A North Yorkshire country estate which has been held by the same family for more than seven centuries is to go on the market. Hannah Chapman looks at the long history of Ripley Castle.

There are not many families who could claim to have been in the same home for more than 700 years, but the announcement that Sir Thomas and Lady Ingilby are to sell the Ripley Castle Estate, just north of Harrogate, will put an end to that remarkable era.

The Grade I-listed castle and its surrounding estate is noted for its large grounds, lakes, deer park, walled gardens, hothouses and kitchen garden. It is also a wedding venue, and every year hosts Ripley Show, this year on August 11.

The successful attraction it has become is a far cry from its turbulent history of political, military, religious and social upheaval.

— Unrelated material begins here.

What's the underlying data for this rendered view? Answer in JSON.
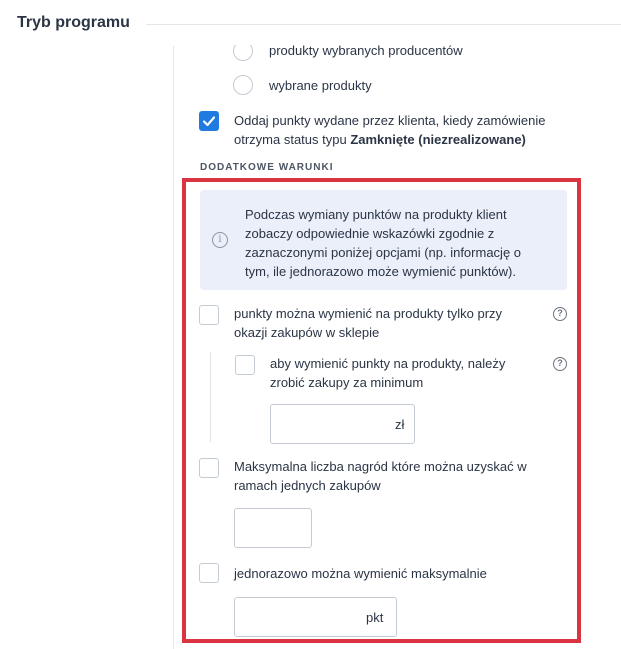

There are tales of romance, drama, villainy and heroism and the colourful characters that have emerged include some of the most seditious figures in the country's history – potential terrorists in today's terms.

Given that they were hunted down and, at one point, fined the equivalent of £3m in today's money for betraying the Crown, it is a wonder the Ingilby clan and its estate survived intact at all.

Sir Thomas's famous forebears include two of the most dangerous Papists in the North, who hid out in the castle walls, Gunpowder Plot conspirators and a swashbuckling daughter of the family who held Oliver Cromwell hostage at pistol point in the castle library.

"When you see what the family has been through, it is unbelievable that we survived," Sir Thomas once said.

The first Sir Thomas Ingilby, who lived from 1290 to 1352, married the heiress Edeline Thwenge in 1308/9 and acquired the Ripley Castle estate as her dowry.

His oldest son, also called Thomas (1310-1369), saved King Edward III from being gored by a wild boar whilst on a hunting expedition and was knighted in return, with the boar's head symbol as his crest.

There was one dramatic family rift which saw a father fighting against his rebel sons in the middle of Ripon's market square. Sir William Ingilby was High Sheriff of York in the mid-16th Century and loyal to the Crown. His sons, Francis and David, were militant Catholics, splitting the family straight down the middle.

Francis, who had been ordained as a priest in Reims and returned home with the intention of stirring rebellion, ended up being hanged, drawn and quartered in York in 1586.

His brother David, known as "The Fox" was a kind of Catholic Scarlet Pimpernel figure. The current Sir Thomas once found a list of dos and don'ts for a spy being sent to the royal court in Scotland in a book about the Gunpowder Plot. "The last thing on the list said, 'beware of David Ingilby'."

James I may have stayed at Ripley in 1603, but two years later the Ingilbys were plotting to kill him. Nine of the 11 known conspirators of the Gunpowder Plot were close relations or associates of the family.

But again, not all the family opposed the Crown. Sir William Ingilby, a supporter of Charles I, hid in Ripley Castle's priest hole when Oliver Cromwell came looking for him. It was his sister, Trooper Jane Ingilby – said to have fought with the Royalists at the Battle of Marston Moor, disguised as a man in a full suit of armour – who held Cromwell at pistol point overnight in the castle library to prevent him conducting a search.

Not all the Ingilby family sagas are historically significant, but they are fascinating nonetheless.

One Ingilby abandoned his wife and two-year-old son to go off and become a monk. Once a man had joined the seminary and given up his possessions he was said to be dead by law. His distraught wife had to hang on in limbo for 12 years in case he changed his mind and returned.

Sir William Amcotts Ingilby, born 1783, was a drinker, gambler and general reprobate, as well as an MP. Famously eccentric, he was renowned for walking about Ripley and Ripon in his dressing gown "without smalls or loincloth on".

"Most of the Ingilbys were fundamentally good people, even if they found themselves outside the law or monarch at that time. One characteristic we have all inherited is we have proved to be extraordinary survivors," Sir Thomas has said.

In announcing the forthcoming sale of the estate, which includes The Boar's Head pub and several houses in Ripley village, Sir Thomas and Lady Ingilby described it as "a much loved family home", adding the decision is "with the support of their family".

Their statement continues: "The family will continue to live nearby and focus on their other interests.

"Most of the estate's enterprises will continue to trade as normal and our valued clients employees and tenants will be advised at the earliest opportunity of any changes to this plan."

The sale is being handled by Mark Granger of Carter Jonas in Harrogate, who says: "It is unlikely that marketing of The Ripley Castle Estate will start before October. Until just before then there won't be any information available on lotting or pricing."

Whoever decides to take on the estate, as well as bricks and mortar, they will buying a huge slice of northern history.